Mr Nam told reporters that the prices of prime real estate in Ho Chi Minh City are the highest in the country at just under US$5,000 per square metre, well below the going rate in Jakarta or Bangkok.
Since the laws related to foreign ownership were changed in 2016, foreign purchases have increased but there hasn’t been anything close to what could be described as a buying frenzy.
In fact, the Ho Chi Minh Real Estate Association reports the number of foreigners buying property is only a tiny fraction of the number of the estimated 45,000 foreigners residing in the city.
Matthew Koziora, director of transactions at VinaCapital Real Estate said they have experienced a small bump in sales since the ownership rules were loosened, primarily by wealthy foreigners buying vacation homes and second residences.
A luxury four or five bedroom home on an 800- to 1,000-square-metre-plot in the coastal regions of Danang, Hoi An, Phuc Quoc and Nha Trang runs about US$1 million to US$2 million, which is relatively inexpensive compared to other regional markets.
Most of the buyers come from Hong Kong, Taiwan, the Republic of Korea, Japan or Singapore, said Koziora.
High mortgage rates have kept sales in check and less than they otherwise might have been if rates were lower.
Currently rates are running around 9-10% compounded monthly, which means the effective annual rate is higher.

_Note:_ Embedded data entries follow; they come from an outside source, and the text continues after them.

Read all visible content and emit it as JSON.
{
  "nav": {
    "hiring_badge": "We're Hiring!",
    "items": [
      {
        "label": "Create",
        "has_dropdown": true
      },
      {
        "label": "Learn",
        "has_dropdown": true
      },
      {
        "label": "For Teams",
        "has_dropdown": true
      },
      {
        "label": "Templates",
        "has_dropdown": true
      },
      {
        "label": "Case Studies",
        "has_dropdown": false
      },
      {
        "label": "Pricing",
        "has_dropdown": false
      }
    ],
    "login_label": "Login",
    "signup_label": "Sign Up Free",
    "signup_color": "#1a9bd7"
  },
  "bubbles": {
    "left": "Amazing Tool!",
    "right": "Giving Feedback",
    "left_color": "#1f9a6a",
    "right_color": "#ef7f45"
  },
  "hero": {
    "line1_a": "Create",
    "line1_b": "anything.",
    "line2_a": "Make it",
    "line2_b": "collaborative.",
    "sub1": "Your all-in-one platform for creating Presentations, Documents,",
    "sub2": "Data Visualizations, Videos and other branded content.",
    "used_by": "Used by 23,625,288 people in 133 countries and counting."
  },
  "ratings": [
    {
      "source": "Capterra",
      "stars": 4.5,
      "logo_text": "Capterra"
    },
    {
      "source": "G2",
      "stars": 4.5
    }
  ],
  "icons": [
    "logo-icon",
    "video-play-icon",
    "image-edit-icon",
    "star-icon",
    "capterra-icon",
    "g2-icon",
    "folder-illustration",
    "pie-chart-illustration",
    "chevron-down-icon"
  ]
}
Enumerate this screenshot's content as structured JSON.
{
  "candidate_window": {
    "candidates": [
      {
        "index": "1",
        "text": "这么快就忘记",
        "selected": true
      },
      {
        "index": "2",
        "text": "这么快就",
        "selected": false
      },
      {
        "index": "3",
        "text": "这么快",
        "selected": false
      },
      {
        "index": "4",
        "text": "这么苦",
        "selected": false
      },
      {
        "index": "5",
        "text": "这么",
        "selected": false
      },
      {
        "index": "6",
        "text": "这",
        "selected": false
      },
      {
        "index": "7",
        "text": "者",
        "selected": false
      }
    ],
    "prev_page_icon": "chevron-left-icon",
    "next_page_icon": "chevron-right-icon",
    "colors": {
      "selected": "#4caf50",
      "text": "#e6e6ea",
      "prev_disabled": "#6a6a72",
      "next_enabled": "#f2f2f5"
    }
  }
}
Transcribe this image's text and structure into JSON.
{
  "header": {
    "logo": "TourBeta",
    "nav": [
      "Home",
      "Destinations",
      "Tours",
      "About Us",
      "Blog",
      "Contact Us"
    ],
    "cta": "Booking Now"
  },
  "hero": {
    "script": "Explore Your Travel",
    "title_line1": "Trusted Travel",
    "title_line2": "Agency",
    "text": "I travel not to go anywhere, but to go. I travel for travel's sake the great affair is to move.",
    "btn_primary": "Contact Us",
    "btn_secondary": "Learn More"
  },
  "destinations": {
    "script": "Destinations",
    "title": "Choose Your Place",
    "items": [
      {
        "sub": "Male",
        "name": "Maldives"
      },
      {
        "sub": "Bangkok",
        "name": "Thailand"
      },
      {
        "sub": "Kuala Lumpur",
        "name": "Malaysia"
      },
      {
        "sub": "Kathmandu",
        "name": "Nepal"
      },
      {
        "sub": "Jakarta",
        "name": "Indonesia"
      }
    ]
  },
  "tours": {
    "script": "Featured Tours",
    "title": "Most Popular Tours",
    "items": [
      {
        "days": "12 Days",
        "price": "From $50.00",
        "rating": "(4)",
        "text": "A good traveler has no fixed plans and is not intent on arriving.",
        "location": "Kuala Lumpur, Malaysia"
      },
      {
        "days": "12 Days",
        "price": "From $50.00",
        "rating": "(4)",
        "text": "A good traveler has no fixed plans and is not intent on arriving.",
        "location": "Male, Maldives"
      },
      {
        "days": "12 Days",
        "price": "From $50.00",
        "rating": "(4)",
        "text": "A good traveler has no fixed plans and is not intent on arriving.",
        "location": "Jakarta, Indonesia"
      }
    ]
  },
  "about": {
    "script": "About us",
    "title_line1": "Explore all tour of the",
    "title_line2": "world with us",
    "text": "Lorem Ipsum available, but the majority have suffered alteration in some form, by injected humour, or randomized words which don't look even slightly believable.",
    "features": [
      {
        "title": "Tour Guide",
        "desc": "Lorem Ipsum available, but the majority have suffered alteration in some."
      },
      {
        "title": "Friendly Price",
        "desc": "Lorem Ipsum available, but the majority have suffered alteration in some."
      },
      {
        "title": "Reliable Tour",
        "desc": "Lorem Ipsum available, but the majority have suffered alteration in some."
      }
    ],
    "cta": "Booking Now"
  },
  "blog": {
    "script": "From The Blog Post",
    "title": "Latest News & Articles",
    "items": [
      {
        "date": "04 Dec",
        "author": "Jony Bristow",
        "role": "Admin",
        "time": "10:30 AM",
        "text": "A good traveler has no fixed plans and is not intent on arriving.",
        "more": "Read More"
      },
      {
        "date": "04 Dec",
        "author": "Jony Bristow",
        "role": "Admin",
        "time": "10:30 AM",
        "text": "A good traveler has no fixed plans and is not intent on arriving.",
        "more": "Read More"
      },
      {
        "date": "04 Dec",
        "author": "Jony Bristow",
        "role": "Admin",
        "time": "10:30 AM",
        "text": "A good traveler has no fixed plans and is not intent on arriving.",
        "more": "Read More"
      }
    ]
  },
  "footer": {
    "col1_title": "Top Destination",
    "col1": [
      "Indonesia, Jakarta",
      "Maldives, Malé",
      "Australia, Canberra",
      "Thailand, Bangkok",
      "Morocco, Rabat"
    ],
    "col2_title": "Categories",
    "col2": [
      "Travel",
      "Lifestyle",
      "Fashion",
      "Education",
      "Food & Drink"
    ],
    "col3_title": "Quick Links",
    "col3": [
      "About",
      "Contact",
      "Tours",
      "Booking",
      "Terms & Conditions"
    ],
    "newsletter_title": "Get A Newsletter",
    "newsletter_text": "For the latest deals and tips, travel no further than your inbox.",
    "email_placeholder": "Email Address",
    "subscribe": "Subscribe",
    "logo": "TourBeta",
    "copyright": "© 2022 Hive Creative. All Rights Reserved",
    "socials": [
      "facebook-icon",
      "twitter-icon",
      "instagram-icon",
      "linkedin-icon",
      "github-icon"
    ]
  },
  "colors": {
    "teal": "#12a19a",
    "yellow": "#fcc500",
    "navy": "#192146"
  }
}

Most foreign buyers don’t bother to get one, and instead collateralize their existing homes to secure more amenable financing in their native country.
Or in some cases they just pay cash and buy the property straight out.
The lack of transparent guidance on how the money from a future sale of the property can leave the country is also a sticking point holding back sales to foreigners, noted Koziora.
In other words, Koziora is saying that there needs to be clear laws and regulations passed and put in operation that clarify specifically how the proceeds from the sale of property in Vietnam owned by a foreigner can be repatriated to the foreigner’s native county upon its sale.
There is a considerable amount of contradictory (and in many cases just plain wrong) advice being tossed about between government officials, lawyers and real estate professionals, he added, which isn’t beneficial to the market.
The new rules limit foreigners to owning no more than 30% of the units in a building and no more than 10% of total units within any one specific project, Koziora pointed out.
This means that if a building has 10 units and three of them are already owned separately by unrelated foreigners, then a fourth foreigner would be precluded from purchasing a unit in that building.
He said the only project he was aware of that touched the limit in Ho Chi Minh City was Nassim, a 238- unit luxury condo project that won’t be completed until the end of 2017. The project is a joint venture between Vietnamese based Son Kim Land and Hongkong Land.
So, to be clear, the 30% limit applies to all foreign ownership in a building and the rules are applied at the aggregate level and not on foreigners on an individual by individual basis.
The real estate market in southeast Asian and Vietnam is high risk, just like it is most places around the world, said Koziora. Asia is an anything can happen kind of place, but in his view, the market is humming along on a sound and sustainable footing for now.